Task: Repeat the whole of the data, keeping every detail the same.

Records for processing Start Marker

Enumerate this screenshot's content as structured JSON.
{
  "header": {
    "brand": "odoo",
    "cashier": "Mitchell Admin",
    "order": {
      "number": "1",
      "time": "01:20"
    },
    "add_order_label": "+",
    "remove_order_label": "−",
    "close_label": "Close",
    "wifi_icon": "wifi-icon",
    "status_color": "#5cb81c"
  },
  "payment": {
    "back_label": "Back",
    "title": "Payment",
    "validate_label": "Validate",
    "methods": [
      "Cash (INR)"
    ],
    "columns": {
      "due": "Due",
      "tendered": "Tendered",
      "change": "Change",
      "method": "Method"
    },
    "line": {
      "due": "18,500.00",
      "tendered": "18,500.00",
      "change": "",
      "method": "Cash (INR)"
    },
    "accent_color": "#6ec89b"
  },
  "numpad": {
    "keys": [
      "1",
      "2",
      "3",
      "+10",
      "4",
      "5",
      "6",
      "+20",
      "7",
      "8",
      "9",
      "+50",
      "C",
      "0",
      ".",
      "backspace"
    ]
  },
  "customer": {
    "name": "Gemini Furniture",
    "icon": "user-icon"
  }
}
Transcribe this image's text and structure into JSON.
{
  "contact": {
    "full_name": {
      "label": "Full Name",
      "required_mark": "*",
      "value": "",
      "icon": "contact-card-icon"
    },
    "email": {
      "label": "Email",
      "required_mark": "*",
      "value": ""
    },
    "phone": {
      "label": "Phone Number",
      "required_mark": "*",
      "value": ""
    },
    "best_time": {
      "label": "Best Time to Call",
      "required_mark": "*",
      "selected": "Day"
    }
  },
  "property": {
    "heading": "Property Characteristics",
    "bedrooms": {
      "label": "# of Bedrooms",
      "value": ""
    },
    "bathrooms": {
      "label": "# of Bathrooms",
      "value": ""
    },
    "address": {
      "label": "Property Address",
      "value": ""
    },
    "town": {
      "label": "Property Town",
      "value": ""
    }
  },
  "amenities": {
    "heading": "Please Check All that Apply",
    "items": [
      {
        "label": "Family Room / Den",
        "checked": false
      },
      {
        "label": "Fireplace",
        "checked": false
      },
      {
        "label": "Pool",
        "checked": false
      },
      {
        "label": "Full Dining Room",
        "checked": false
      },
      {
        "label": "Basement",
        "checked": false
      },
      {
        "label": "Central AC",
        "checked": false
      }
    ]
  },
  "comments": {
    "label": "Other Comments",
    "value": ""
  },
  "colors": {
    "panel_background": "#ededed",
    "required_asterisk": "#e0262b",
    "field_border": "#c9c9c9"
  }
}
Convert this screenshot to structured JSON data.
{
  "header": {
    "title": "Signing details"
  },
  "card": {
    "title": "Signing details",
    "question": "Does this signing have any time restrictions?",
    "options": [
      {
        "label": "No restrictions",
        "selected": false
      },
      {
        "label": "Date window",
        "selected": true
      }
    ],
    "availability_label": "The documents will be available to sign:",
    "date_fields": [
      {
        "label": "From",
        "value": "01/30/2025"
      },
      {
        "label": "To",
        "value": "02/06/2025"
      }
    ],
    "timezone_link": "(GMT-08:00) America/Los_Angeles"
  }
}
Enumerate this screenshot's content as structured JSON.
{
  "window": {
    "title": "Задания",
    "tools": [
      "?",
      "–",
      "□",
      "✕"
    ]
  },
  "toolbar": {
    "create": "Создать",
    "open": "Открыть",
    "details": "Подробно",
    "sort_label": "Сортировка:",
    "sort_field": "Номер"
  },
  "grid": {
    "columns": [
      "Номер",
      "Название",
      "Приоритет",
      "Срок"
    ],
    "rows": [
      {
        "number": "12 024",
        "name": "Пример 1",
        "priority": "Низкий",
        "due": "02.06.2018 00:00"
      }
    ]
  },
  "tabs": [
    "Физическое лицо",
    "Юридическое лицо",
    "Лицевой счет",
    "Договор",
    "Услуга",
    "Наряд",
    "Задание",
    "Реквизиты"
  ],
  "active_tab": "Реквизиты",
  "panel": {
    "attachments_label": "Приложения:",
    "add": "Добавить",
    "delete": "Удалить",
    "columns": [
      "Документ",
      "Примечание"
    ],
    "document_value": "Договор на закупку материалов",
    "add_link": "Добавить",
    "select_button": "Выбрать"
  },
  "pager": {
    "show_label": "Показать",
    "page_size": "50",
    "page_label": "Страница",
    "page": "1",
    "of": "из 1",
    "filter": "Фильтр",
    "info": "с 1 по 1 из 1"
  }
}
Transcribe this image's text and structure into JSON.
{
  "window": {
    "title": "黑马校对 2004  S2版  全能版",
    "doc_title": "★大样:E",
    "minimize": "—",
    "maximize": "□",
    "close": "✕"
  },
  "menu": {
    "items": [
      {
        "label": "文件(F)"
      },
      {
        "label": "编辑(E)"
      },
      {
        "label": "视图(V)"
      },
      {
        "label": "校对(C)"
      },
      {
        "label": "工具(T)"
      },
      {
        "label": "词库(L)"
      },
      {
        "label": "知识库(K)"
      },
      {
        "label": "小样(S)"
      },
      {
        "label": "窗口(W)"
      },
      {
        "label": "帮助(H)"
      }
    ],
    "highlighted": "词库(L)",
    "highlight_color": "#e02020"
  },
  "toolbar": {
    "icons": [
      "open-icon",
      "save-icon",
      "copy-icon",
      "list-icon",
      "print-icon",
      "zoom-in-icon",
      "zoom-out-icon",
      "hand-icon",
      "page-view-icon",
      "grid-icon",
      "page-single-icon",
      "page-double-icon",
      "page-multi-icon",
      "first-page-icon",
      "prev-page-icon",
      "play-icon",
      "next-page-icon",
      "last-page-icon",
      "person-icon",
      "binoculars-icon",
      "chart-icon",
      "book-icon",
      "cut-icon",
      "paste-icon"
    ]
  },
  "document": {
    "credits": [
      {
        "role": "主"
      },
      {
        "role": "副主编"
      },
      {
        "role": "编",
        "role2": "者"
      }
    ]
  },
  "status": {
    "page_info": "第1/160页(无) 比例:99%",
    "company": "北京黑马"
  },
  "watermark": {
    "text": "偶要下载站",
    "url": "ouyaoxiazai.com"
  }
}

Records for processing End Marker

Output below:
Enumerate this screenshot's content as structured JSON.
{
  "header": {
    "brand": "odoo",
    "cashier": "Mitchell Admin",
    "order": {
      "number": "1",
      "time": "01:20"
    },
    "add_order_label": "+",
    "remove_order_label": "−",
    "close_label": "Close",
    "wifi_icon": "wifi-icon",
    "status_color": "#5cb81c"
  },
  "payment": {
    "back_label": "Back",
    "title": "Payment",
    "validate_label": "Validate",
    "methods": [
      "Cash (INR)"
    ],
    "columns": {
      "due": "Due",
      "tendered": "Tendered",
      "change": "Change",
      "method": "Method"
    },
    "line": {
      "due": "18,500.00",
      "tendered": "18,500.00",
      "change": "",
      "method": "Cash (INR)"
    },
    "accent_color": "#6ec89b"
  },
  "numpad": {
    "keys": [
      "1",
      "2",
      "3",
      "+10",
      "4",
      "5",
      "6",
      "+20",
      "7",
      "8",
      "9",
      "+50",
      "C",
      "0",
      ".",
      "backspace"
    ]
  },
  "customer": {
    "name": "Gemini Furniture",
    "icon": "user-icon"
  }
}
Transcribe this image's text and structure into JSON.
{
  "contact": {
    "full_name": {
      "label": "Full Name",
      "required_mark": "*",
      "value": "",
      "icon": "contact-card-icon"
    },
    "email": {
      "label": "Email",
      "required_mark": "*",
      "value": ""
    },
    "phone": {
      "label": "Phone Number",
      "required_mark": "*",
      "value": ""
    },
    "best_time": {
      "label": "Best Time to Call",
      "required_mark": "*",
      "selected": "Day"
    }
  },
  "property": {
    "heading": "Property Characteristics",
    "bedrooms": {
      "label": "# of Bedrooms",
      "value": ""
    },
    "bathrooms": {
      "label": "# of Bathrooms",
      "value": ""
    },
    "address": {
      "label": "Property Address",
      "value": ""
    },
    "town": {
      "label": "Property Town",
      "value": ""
    }
  },
  "amenities": {
    "heading": "Please Check All that Apply",
    "items": [
      {
        "label": "Family Room / Den",
        "checked": false
      },
      {
        "label": "Fireplace",
        "checked": false
      },
      {
        "label": "Pool",
        "checked": false
      },
      {
        "label": "Full Dining Room",
        "checked": false
      },
      {
        "label": "Basement",
        "checked": false
      },
      {
        "label": "Central AC",
        "checked": false
      }
    ]
  },
  "comments": {
    "label": "Other Comments",
    "value": ""
  },
  "colors": {
    "panel_background": "#ededed",
    "required_asterisk": "#e0262b",
    "field_border": "#c9c9c9"
  }
}
Convert this screenshot to structured JSON data.
{
  "header": {
    "title": "Signing details"
  },
  "card": {
    "title": "Signing details",
    "question": "Does this signing have any time restrictions?",
    "options": [
      {
        "label": "No restrictions",
        "selected": false
      },
      {
        "label": "Date window",
        "selected": true
      }
    ],
    "availability_label": "The documents will be available to sign:",
    "date_fields": [
      {
        "label": "From",
        "value": "01/30/2025"
      },
      {
        "label": "To",
        "value": "02/06/2025"
      }
    ],
    "timezone_link": "(GMT-08:00) America/Los_Angeles"
  }
}
Enumerate this screenshot's content as structured JSON.
{
  "window": {
    "title": "Задания",
    "tools": [
      "?",
      "–",
      "□",
      "✕"
    ]
  },
  "toolbar": {
    "create": "Создать",
    "open": "Открыть",
    "details": "Подробно",
    "sort_label": "Сортировка:",
    "sort_field": "Номер"
  },
  "grid": {
    "columns": [
      "Номер",
      "Название",
      "Приоритет",
      "Срок"
    ],
    "rows": [
      {
        "number": "12 024",
        "name": "Пример 1",
        "priority": "Низкий",
        "due": "02.06.2018 00:00"
      }
    ]
  },
  "tabs": [
    "Физическое лицо",
    "Юридическое лицо",
    "Лицевой счет",
    "Договор",
    "Услуга",
    "Наряд",
    "Задание",
    "Реквизиты"
  ],
  "active_tab": "Реквизиты",
  "panel": {
    "attachments_label": "Приложения:",
    "add": "Добавить",
    "delete": "Удалить",
    "columns": [
      "Документ",
      "Примечание"
    ],
    "document_value": "Договор на закупку материалов",
    "add_link": "Добавить",
    "select_button": "Выбрать"
  },
  "pager": {
    "show_label": "Показать",
    "page_size": "50",
    "page_label": "Страница",
    "page": "1",
    "of": "из 1",
    "filter": "Фильтр",
    "info": "с 1 по 1 из 1"
  }
}
Transcribe this image's text and structure into JSON.
{
  "window": {
    "title": "黑马校对 2004  S2版  全能版",
    "doc_title": "★大样:E",
    "minimize": "—",
    "maximize": "□",
    "close": "✕"
  },
  "menu": {
    "items": [
      {
        "label": "文件(F)"
      },
      {
        "label": "编辑(E)"
      },
      {
        "label": "视图(V)"
      },
      {
        "label": "校对(C)"
      },
      {
        "label": "工具(T)"
      },
      {
        "label": "词库(L)"
      },
      {
        "label": "知识库(K)"
      },
      {
        "label": "小样(S)"
      },
      {
        "label": "窗口(W)"
      },
      {
        "label": "帮助(H)"
      }
    ],
    "highlighted": "词库(L)",
    "highlight_color": "#e02020"
  },
  "toolbar": {
    "icons": [
      "open-icon",
      "save-icon",
      "copy-icon",
      "list-icon",
      "print-icon",
      "zoom-in-icon",
      "zoom-out-icon",
      "hand-icon",
      "page-view-icon",
      "grid-icon",
      "page-single-icon",
      "page-double-icon",
      "page-multi-icon",
      "first-page-icon",
      "prev-page-icon",
      "play-icon",
      "next-page-icon",
      "last-page-icon",
      "person-icon",
      "binoculars-icon",
      "chart-icon",
      "book-icon",
      "cut-icon",
      "paste-icon"
    ]
  },
  "document": {
    "credits": [
      {
        "role": "主"
      },
      {
        "role": "副主编"
      },
      {
        "role": "编",
        "role2": "者"
      }
    ]
  },
  "status": {
    "page_info": "第1/160页(无) 比例:99%",
    "company": "北京黑马"
  },
  "watermark": {
    "text": "偶要下载站",
    "url": "ouyaoxiazai.com"
  }
}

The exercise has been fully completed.